Smartphones do not need to be plugged into a PC and they can obviously do far more than just scan QR codes.
Just like the other Octopus TV Failure Nominee Twitter Peek no need to pony up for one trick tech ponies.
A catalogue of failures
:CueCat had everything:
- Pretentious branding – :CueCat with a colon.
- Large-scale attempt at aggregating user data to build profiles and sell that data to advertisers.
- Major security vulnerability leading to the exposure of this data.
- Using the power of copyright law to threaten users who dared to use the :CueCat for anything other than its originally intended purpose.
As one critic put it: “CueCat appears to us as a mirage, a failure, a loser, but unlike all the other crap gadgets, the future it dreamed of came into being. From within that abyss—every sleazily obvious effort to hide consumption in convenience, every privacy failure, every data breach, and every DMCA takedown—CueCat is smirking back at us.”
The Octopus TV Failure Awards

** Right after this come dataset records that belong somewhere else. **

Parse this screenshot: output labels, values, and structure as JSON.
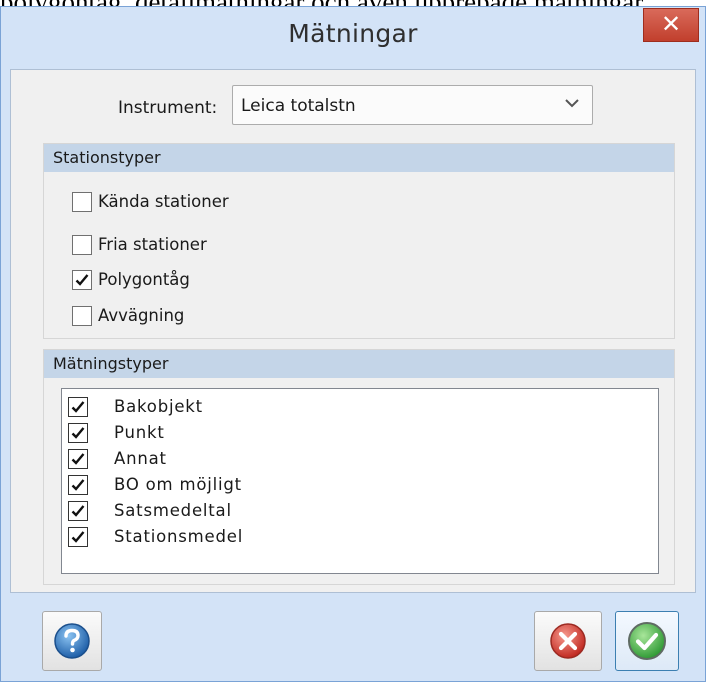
{
  "page_fragment": "polygontåg, detaljmätningar och även upprepade mätningar",
  "dialog": {
    "title": "Mätningar",
    "close_symbol": "✕"
  },
  "instrument": {
    "label": "Instrument:",
    "selected": "Leica totalstn"
  },
  "stationstyper": {
    "header": "Stationstyper",
    "items": [
      {
        "label": "Kända stationer",
        "checked": false
      },
      {
        "label": "Fria stationer",
        "checked": false
      },
      {
        "label": "Polygontåg",
        "checked": true
      },
      {
        "label": "Avvägning",
        "checked": false
      }
    ]
  },
  "matningstyper": {
    "header": "Mätningstyper",
    "items": [
      {
        "label": "Bakobjekt",
        "checked": true
      },
      {
        "label": "Punkt",
        "checked": true
      },
      {
        "label": "Annat",
        "checked": true
      },
      {
        "label": "BO om möjligt",
        "checked": true
      },
      {
        "label": "Satsmedeltal",
        "checked": true
      },
      {
        "label": "Stationsmedel",
        "checked": true
      }
    ]
  },
  "buttons": {
    "help_icon": "help-icon",
    "cancel_icon": "cancel-icon",
    "ok_icon": "ok-icon"
  },
  "colors": {
    "frame": "#d3e3f7",
    "close": "#c7473a",
    "group_header": "#c4d5e8",
    "help_blue": "#2f7cc4",
    "cancel_red": "#d9443c",
    "ok_green": "#4ab54a"
  }
}
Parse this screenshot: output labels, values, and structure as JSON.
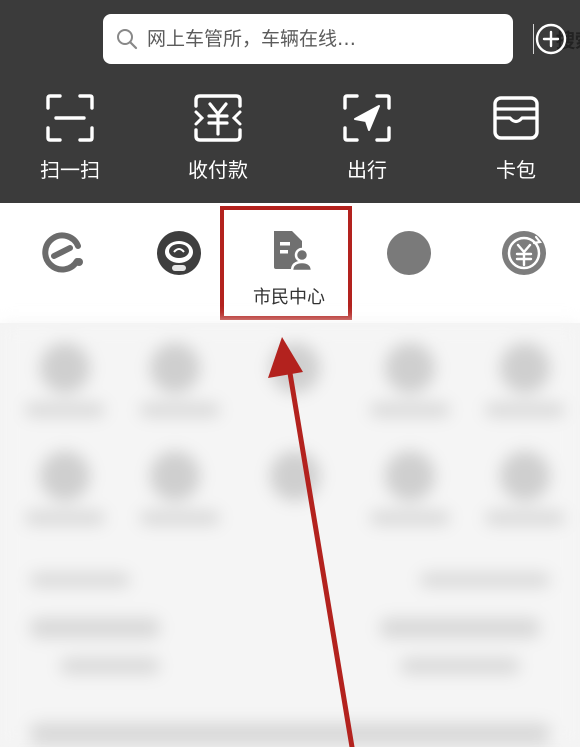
{
  "search": {
    "placeholder": "网上车管所，车辆在线…",
    "button_label": "搜索"
  },
  "quick_actions": [
    {
      "label": "扫一扫",
      "icon": "scan-icon"
    },
    {
      "label": "收付款",
      "icon": "payment-icon"
    },
    {
      "label": "出行",
      "icon": "travel-icon"
    },
    {
      "label": "卡包",
      "icon": "card-wallet-icon"
    }
  ],
  "apps": {
    "citizen_center_label": "市民中心",
    "icons": [
      "e-logo-icon",
      "robot-avatar-icon",
      "citizen-center-icon",
      "gray-circle-icon",
      "yuan-refresh-icon"
    ]
  },
  "colors": {
    "header_bg": "#3b3b3b",
    "annotation_red": "#b3221e"
  }
}
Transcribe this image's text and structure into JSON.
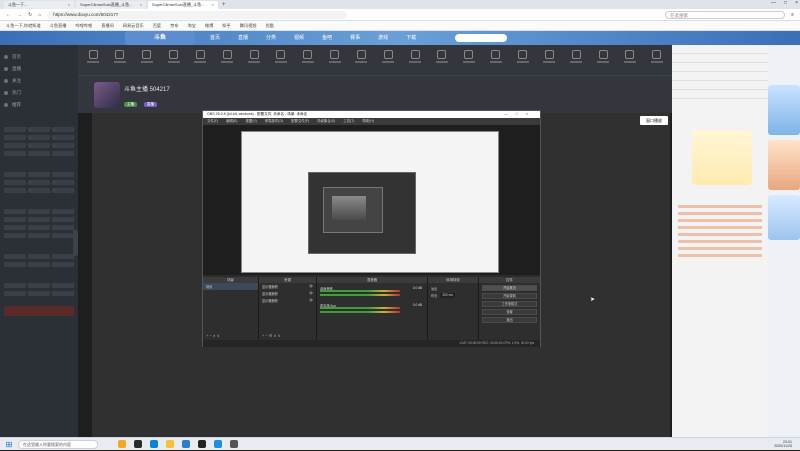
{
  "browser": {
    "tabs": [
      {
        "label": "斗鱼一下..."
      },
      {
        "label": "SuperClimaxSolo直播_斗鱼..."
      },
      {
        "label": "SuperClimaxSolo直播_斗鱼..."
      }
    ],
    "url": "https://www.douyu.com/504217?",
    "search_placeholder": "在此搜索",
    "bookmarks": [
      "斗鱼一下,你就知道",
      "斗鱼直播",
      "哔哩哔哩",
      "直播间",
      "网易云音乐",
      "百度",
      "京东",
      "淘宝",
      "微博",
      "知乎",
      "腾讯视频",
      "优酷"
    ]
  },
  "site": {
    "nav": [
      "首页",
      "直播",
      "分类",
      "视频",
      "鱼吧",
      "赛事",
      "游戏",
      "下载"
    ]
  },
  "sidebar": {
    "items": [
      "首页",
      "直播",
      "关注",
      "热门",
      "推荐"
    ]
  },
  "streamer": {
    "name": "斗鱼主播 504217",
    "tags": [
      "主播",
      "直播"
    ]
  },
  "obs": {
    "title": "OBS 25.0.8 (64-bit, windows) - 配置文件: 未命名 - 场景: 未命名",
    "menu": [
      "文件(F)",
      "编辑(E)",
      "视图(V)",
      "停靠部件(D)",
      "配置文件(P)",
      "场景集合(S)",
      "工具(T)",
      "帮助(H)"
    ],
    "docks": {
      "scenes": "场景",
      "sources": "来源",
      "mixer": "混音器",
      "transitions": "转场特效",
      "controls": "控件"
    },
    "scene_items": [
      "场景"
    ],
    "source_items": [
      "显示器捕获",
      "显示器捕获",
      "显示器捕获"
    ],
    "mixer_items": [
      {
        "name": "桌面音频",
        "db": "0.0 dB"
      },
      {
        "name": "麦克风/Aux",
        "db": "0.0 dB"
      }
    ],
    "transition": {
      "type": "淡出",
      "duration_label": "时长",
      "duration": "300 ms"
    },
    "controls": [
      "开始推流",
      "开始录制",
      "工作室模式",
      "设置",
      "退出"
    ],
    "status": "LIVE: 00:00:00   REC: 00:00:00   CPU: 1.9%, 30.00 fps"
  },
  "player": {
    "corner_button": "窗口播放"
  },
  "taskbar": {
    "search_placeholder": "在这里输入你要搜索的内容",
    "time": "23:01",
    "date": "2020/11/25"
  }
}
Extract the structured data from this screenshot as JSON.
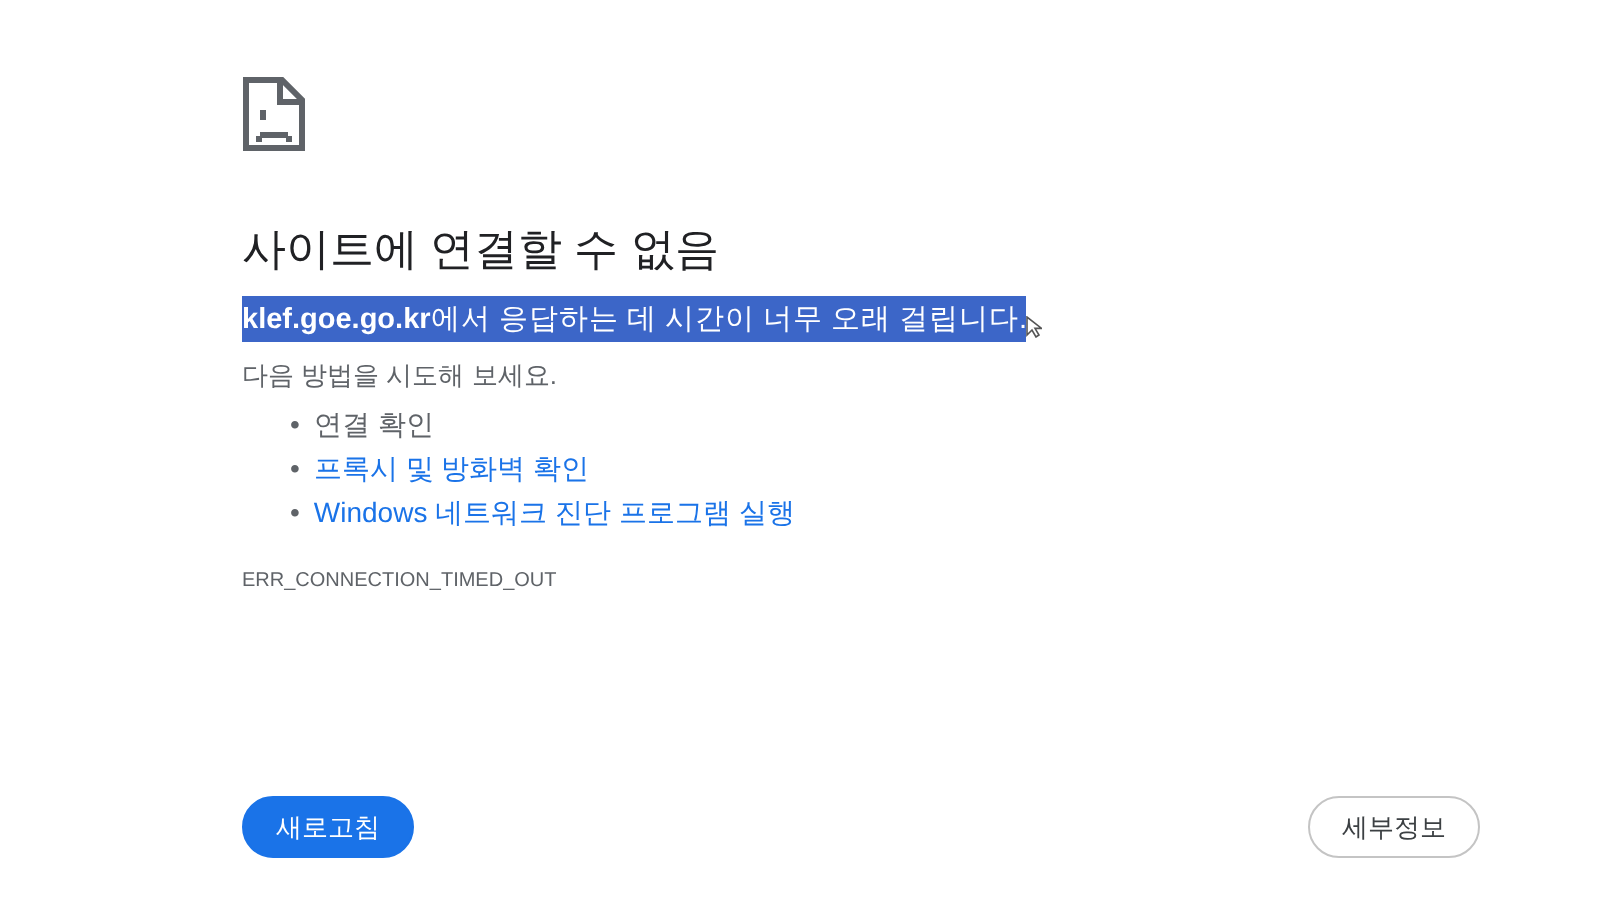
{
  "title": "사이트에 연결할 수 없음",
  "message": {
    "text": "**klef.goe.go.kr**에서 응답하는 데 시간이 너무 오래 걸립니다.",
    "selected": true
  },
  "suggestions_intro": "다음 방법을 시도해 보세요.",
  "suggestions": [
    {
      "kind": "text",
      "bullet": "•",
      "label": "연결 확인"
    },
    {
      "kind": "link",
      "bullet": "•",
      "label": "프록시 및 방화벽 확인"
    },
    {
      "kind": "link",
      "bullet": "•",
      "label": "Windows 네트워크 진단 프로그램 실행"
    }
  ],
  "error_code": "ERR_CONNECTION_TIMED_OUT",
  "buttons": [
    {
      "kind": "primary",
      "label": "새로고침"
    },
    {
      "kind": "secondary",
      "label": "세부정보"
    }
  ]
}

:CueCat was a commercial failure. It was difficult to use relying on being tethered to your computer and there were concerns regarding privacy. Talk of a wireless version was too late.
For all these reasons :CueCat is this week’s nomination for The Octopus TV Failure Awards. Purrfect!
See you next Tuesday for more fantastically fabulous failures ….
From failed products and services to campaigns and ads we would rather forget, we want to encourage organisations and brands to be better at learning from failures not just ignoring them and pretending they never happened.
Send your nominations with full description and images to TOFA@OctopusTV.com.